There is really only one story to talk about this morning. The German Bund mini-crash is the driving force behind all other global macro price movements over the past couple of days. The selling in the bund started on Monday, and has been relentless all week long.
During the past couple of decades, there has only been one other 3 day decline that was larger – the 1998 Long Term Capital Management crisis.
There has been no real obvious catalyst for the move. Yes, there was some hotter than expected inflation numbers out of Europe earlier in the week, but the bund was already declining before they were released. Some pundits are blaming Draghi’s comments from yesterday’s ECB meeting as the reason for the sell off. Draghi said the markets should expect some more volatility. I don’t see how that can be construed as a reason to beat the bund like a red headed step child. If anything, his commitment to staying the course was more bund unfriendly:
“Exit strategies are really a high-class problem, and we’re really far from that,” Mr. Draghi said after the ECB decided to keep interest rates at record lows as expected. “We’ve still got a long way to go.”
Remember, QE programs are not bond positive. They create inflation, and ultimately cause the long end to sell off. If I were to pick a reason for the bund carnage, I would say Draghi’s renewed commitment to following through with his QE program was the single most bearish factor in yesterday’s portion of the sell off.
But the reality is bunds are in a bear market. We had a huge move off the 0.05% bat shit crazy top in the bund market. It then consolidated for a couple of weeks. And the selling has now resumed. It’s that simple.

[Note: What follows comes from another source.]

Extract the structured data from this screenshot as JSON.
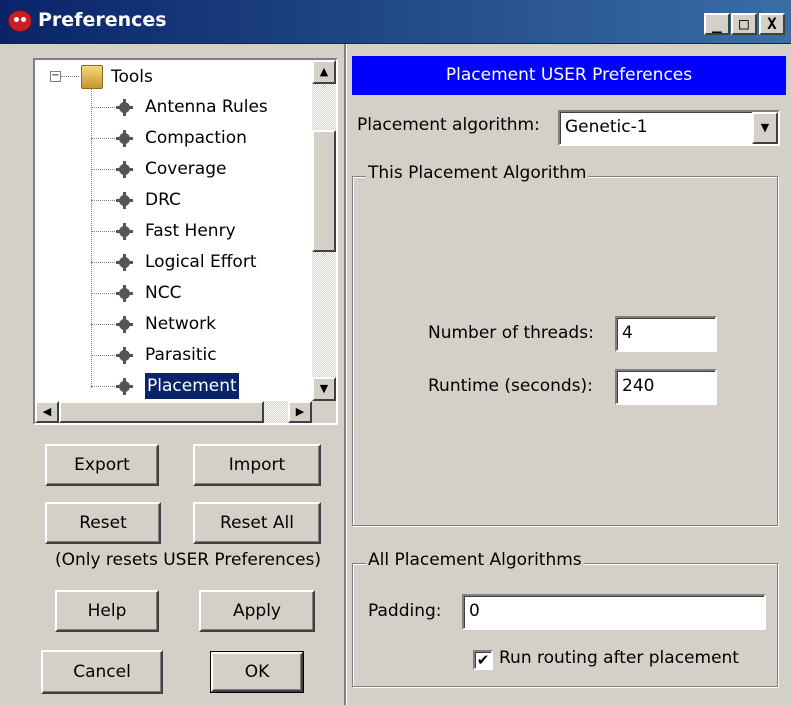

It’s not like a 95 basis point 10 year is some stupid high level. It is still an incredibly low yield. In fact, the ECB welcomes a steeper yield curve. When German 10 year yields were 0.05% and shorter maturities were all negative, the market was not functioning correctly. A flat yield curve anchored by negatives rates is not the stuff of a healthy financial market. This return to normalcy is a necessary condition for the European economy to start recovering.
It’s the speed that’s a problem
The German 10 year bund yield level is not a problem. But the speed at which it is zinging around is a big deal. When volatility increases, market participants are forced to reduce position sizes. This causes more selling, which increases volatility, and causes market participants to sell even more. The financial system has never been more leveraged and hung together by a shoe string.
Yet chances are the bund selling is overdone. I wouldn’t advocate trying to catch this falling knife, but it is getting that panicky feel. If you are shorting down here, you are counting on a bigger move than the 1998 LTCM credit crisis. Sure it might happen, but it is probably not the right bet.
What really scares me
Rather than betting on the bund selling continuing, it might be a good idea to think about shorting other financial assets. During the past two years, the massive bull market in European interest rates was one of the driving forces in the relentless bid to many financial markets. German bunds went from 2% at the end of 2013 before hitting 0.05% in the first quarter of 2015. On the way, many market participants bought a wide variety of different financial assets simply because they were cheap relative to German Bunds. Mexico 100 year bonds at 4%? Sure, put me in for 20MM – they beat buying bunds at yields with single digits. US 30 year treasuries at 2.6%? Look at that pickup versus bunds. I’ll take 50MM. European banks stocks yielding over 2%? Sounds awesome. Get me on the bid for 30MM. The German bund rally caused a tremendous amount of other financial assets to be pushed way higher than would have otherwise been the case.
Now that the German bund has shit the bed, these other assets will be under pressure. The selling has so far been rather contained, but my suspicion is the increase in bund volatility will translate into other financial assets becoming more volatile.
Many stock markets were already trading poorly, and the sudden collapse in German bunds is the last thing they need. The financial markets are an interconnected delicate house of cards. When one of the players starts flailing around, it increases the chances the whole thing comes tumbling down.
Don’t underestimate the importance of the recent volatility in bunds. And if you are bearish on bunds, think about betting on some other asset’s decline instead of shorting bunds. Volatility works both ways, and I am scared we could easily get a bund face ripper higher in the coming days. But even if we get a short squeeze in bunds, this will still weigh heavily on other asset classes. Increased volatility either way will cause participants to wind down trades.
If they owned a funeral parlour
For those who are short and contemplating covering, I offer you the following value added commentary this morning:
Fair value for Bund yield is 1.45%, says Morgan Stanley, citing money market rates, expected path for those rates, growth and inflation.
The sell side analysts who all loved the bund at 0.05% because the ECB was “running out of supply” to purchase now think fair value is considerably lower in price.
The bund forecasts from these mopes have been about as wrong as you can be. As Gordon Gecko would say, if these guys owned a funeral parlour, no one would die. Their new bearishness is a clear signal the near term decline is almost over.
How many times have we seen this movie play out? Every time you think Mr. Bund will finally be killed, he miraculously finds a way to escape. This time won’t be any different…
Thanks for reading,